It’s a really lovely stretch of coast path. At one point we passed the campsite where Harri once spent two weeks of one of the wettest Julys on record in an extremely leaky trailer tent.
The far end of Red Wharf Bay was also memorable for actually having public toilets. That’s right, open and functioning toilets which we felt obliged to stop and use for fear they too might disappear if they’re deemed to be unpopular; the cafe next door was closed, however, so no ice creams for us.
At the far end of Red Wharf Bay, we climbed steeply towards the flat-topped Bwrdd Arthur Fort. And then, as we came over the crest of the hill, we quite unexpectedly found ourselves gazing across the Menai Strait at the towering peaks of Snowdonia National Park. Nothing can prepare you for the sudden and breathtaking spectacle of Wales’s highest mountains.
The weather had been steadily improving all afternoon and by the time we reached the eastern tip of Anglesey which faces Puffin Island it was wonderfully clear and sunny. This is a popular spot with tourists, with car parking. Here, at last, we were able to indulge and buy ice creams.
From our vantage point, Puffin Island looked pretty small, however it still manages to be the ninth largest island off the coast of Wales. It’s privately owned and uninhabited, however landing is allowed with special permission and there are boat trips around the island. Like most small islands without human residents, Puffin Island attracts an abundance of bird life alongside the puffins, namely guillemots, razor bills, terns, shags and gannets.
Slightly to the left of Puffin Island (from our perspective) stood the attractive Trwyn Du lighthouse on the low-lying Perch Rock. The circular stone lighthouse with its distinctive three black bands was built in the late 1830s at a cost of £11,589 to warn sailors not to pass between Puffin Island and the main island. Trwyn Du has been unmanned since 1922 and in 1996 it was converted to solar power.
Against the backdrop of the North Wales coastline, Puffin Island and the lighthouse create a stunning landscape that attracts lots of tourists. Seduced by the lovely scenery and late afternoon sunshine, Harri decided this was the ideal spot to set up camp for the night.
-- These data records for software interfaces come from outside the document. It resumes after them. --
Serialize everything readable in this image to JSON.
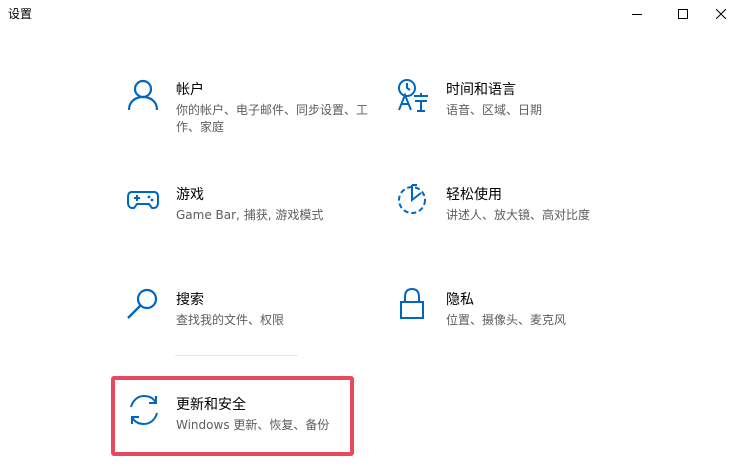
{
  "window": {
    "title": "设置",
    "controls": {
      "minimize": "minimize-icon",
      "maximize": "maximize-icon",
      "close": "close-icon"
    }
  },
  "accent_color": "#0067c0",
  "highlight_color": "#e8495e",
  "tiles": [
    {
      "name": "帐户",
      "desc": "你的帐户、电子邮件、同步设置、工作、家庭",
      "icon": "person-icon"
    },
    {
      "name": "时间和语言",
      "desc": "语音、区域、日期",
      "icon": "time-language-icon"
    },
    {
      "name": "游戏",
      "desc": "Game Bar, 捕获, 游戏模式",
      "icon": "gamepad-icon"
    },
    {
      "name": "轻松使用",
      "desc": "讲述人、放大镜、高对比度",
      "icon": "ease-of-access-icon"
    },
    {
      "name": "搜索",
      "desc": "查找我的文件、权限",
      "icon": "search-icon"
    },
    {
      "name": "隐私",
      "desc": "位置、摄像头、麦克风",
      "icon": "lock-icon"
    },
    {
      "name": "更新和安全",
      "desc": "Windows 更新、恢复、备份",
      "icon": "sync-icon"
    }
  ]
}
The headland itself was too busy but we managed to find a lovely little hillock just off the road, where charred grass suggested others had camped before.
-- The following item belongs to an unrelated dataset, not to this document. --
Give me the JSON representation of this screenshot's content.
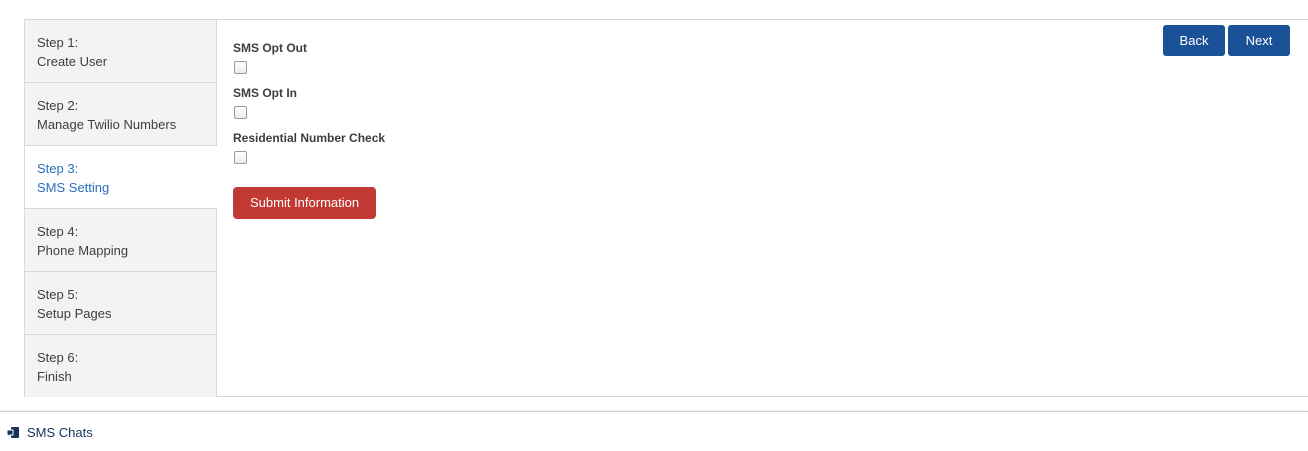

I think I’d had too much sun (yes, it happens, even in Wales) because I was content to lie inside the tent dozing all evening, while Harri sat outside writing.
With clear skies over the sea, tonight’s sunset promised to be spectacular; I absolutely intended to photograph it – the perfect sunset – but as much as I tried, I just couldn’t keep my eyes open.
Snuggling up in my sleeping bag, I muttered my last words of the day to Harri. ‘I hate camping,’ I told him. ‘I really do hate it!’ And with that, I promptly fell asleep.
‘Never too old to backpack: O Fôn i Fynwy: a 364-mile walk through Wales’ by Tracy Burton is available from Amazon’s Kindle Store and other online bookstores priced at £2.99.